Why we need to assess climate risk

Despite the lack of forward progress with ESG regulation and even political action, organisations need to factor these ricks into their operations, writes Virginie O’Shea, founder, Firebrand Research.

The political arguments about environmental, social and governance (ESG) investment are likely to continue on for a long time to come, but these shouldn’t stop firms focusing on climate risk.

It’s only January and already I’m tired of listening to politicians, industry executives and regulators debating the status of ESG. I feel like we’ve been trapped in a constantly repeating argument on the topic for the last 18 months and we’re staring at the prospect of the same for at least the next 12. For instance, last week’s World Economic Forum in Davos was peppered with discussions about sustainability and arguments about why it is in conflict with fiduciary duty. However, the irony of executives private-jetting to the event at a ski resort where little to no snow was present to argue about sustainability was worthy of inclusion in Alanis Morrisette song.

Even those that agree that ESG needs to be properly regulated can’t get on the same page as each other. This week, we’ve seen a UK-based sustainable association crowing about why the UK’s version of the Sustainable Disclosure Requirements (SDR – not to be confused with the Settlement Discipline Regime, finreg fans) are better than the EU’s version. Instead of collaboration, we’re seeing the usual competitive forces appear among national and regional regulators to throw global frameworks off course.

We’re never all going to agree on all of the aspects of E, S and G but we do need some level of cooperation among major market regulators to ensure some degree of global cohesion. One of the most important areas of focus should be on consistently measuring and reporting climate risk.

If you’re wondering why climate risk is so important to the industry, just think about this. Last year, countries in the Northern Hemisphere experienced one of the hottest summers on record. In some parts of the UK, the roads literally melted. But, most importantly from a capital markets perspective, the exceedingly hot weather caused some data centres to go offline. Cooling units couldn’t cope with the temperatures and circuits fried.

Remember when floods took out the bottom floors of firms in New York’s financial district including the DTCC? Floods are now a common occurrence across the globe and with rising sea levels, that isn’t going to get any easier to manage in the future. Likewise with hurricanes, typhoons, even storms that could disrupt your business and are increasing in strength and frequency every year.

As we progress toward a more cloud hosted future, the industry dependence on data centres and infrastructure based all over the world will increase. Not everything will be entirely under the control of your own teams and therefore as a firm and as part of your risk mitigation strategy, you need to factor climate risk into the picture. You need to look within your own walls and outside to your partners, especially those that support your mission-critical functions.

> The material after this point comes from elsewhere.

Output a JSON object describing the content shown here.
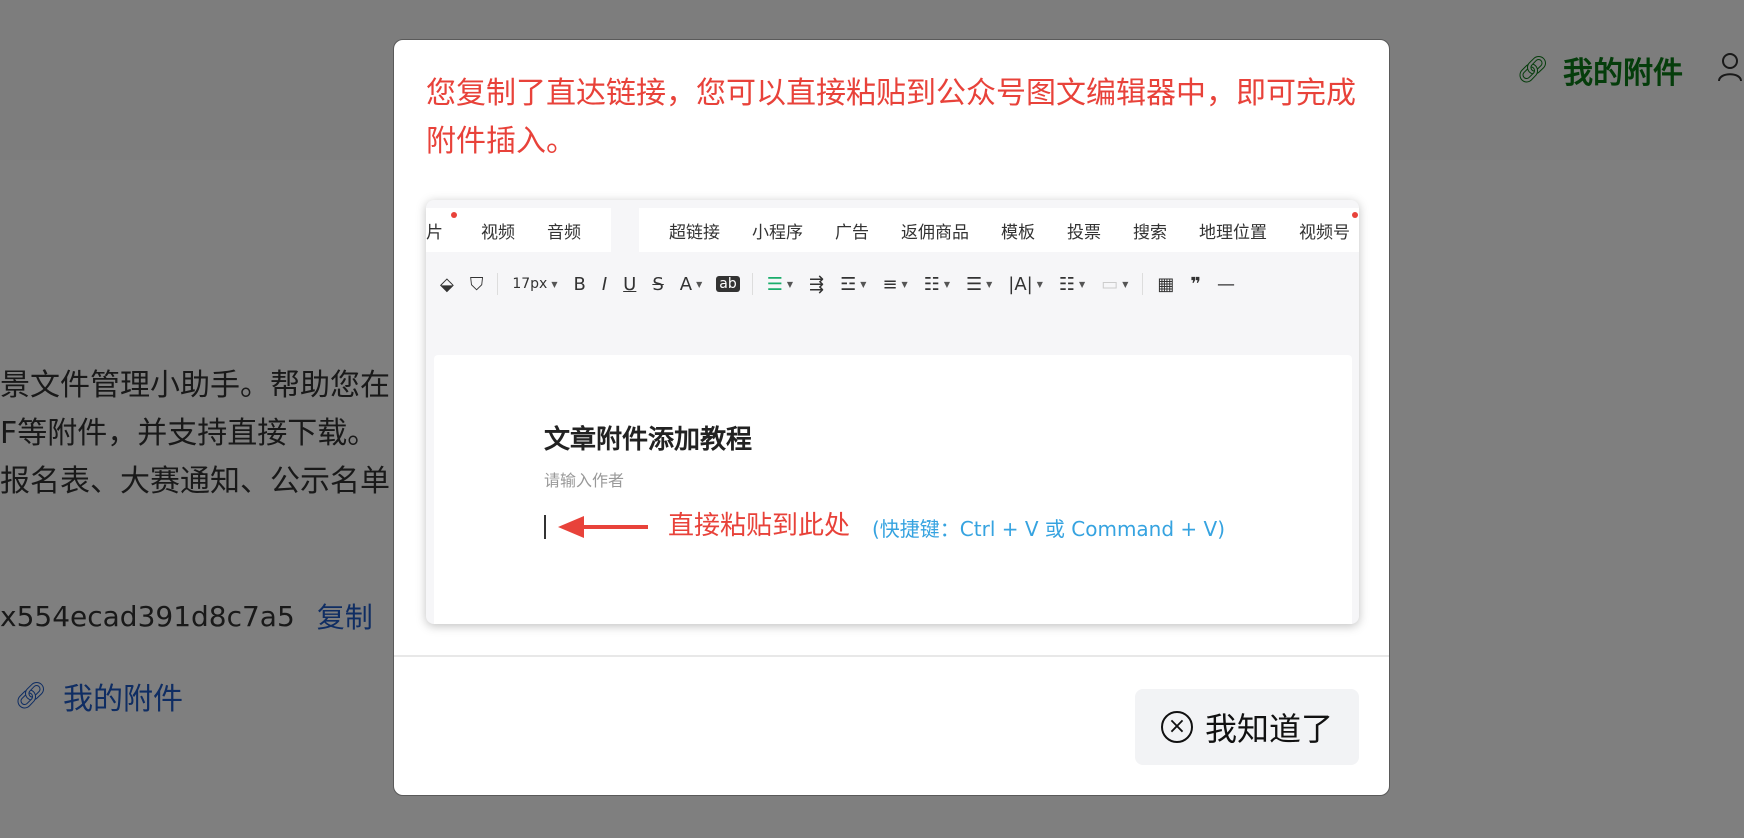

Operational resilience isn’t just about cybersecurity and reducing operational risk through automation, it’s also making sure you plan for natural disasters. Even if you think ESG is a flawed investment strategy, you can’t argue with the need to factor some of these risks into your operations. Longer term, you might even want to factor them into your investments, but I’ll leave for another day.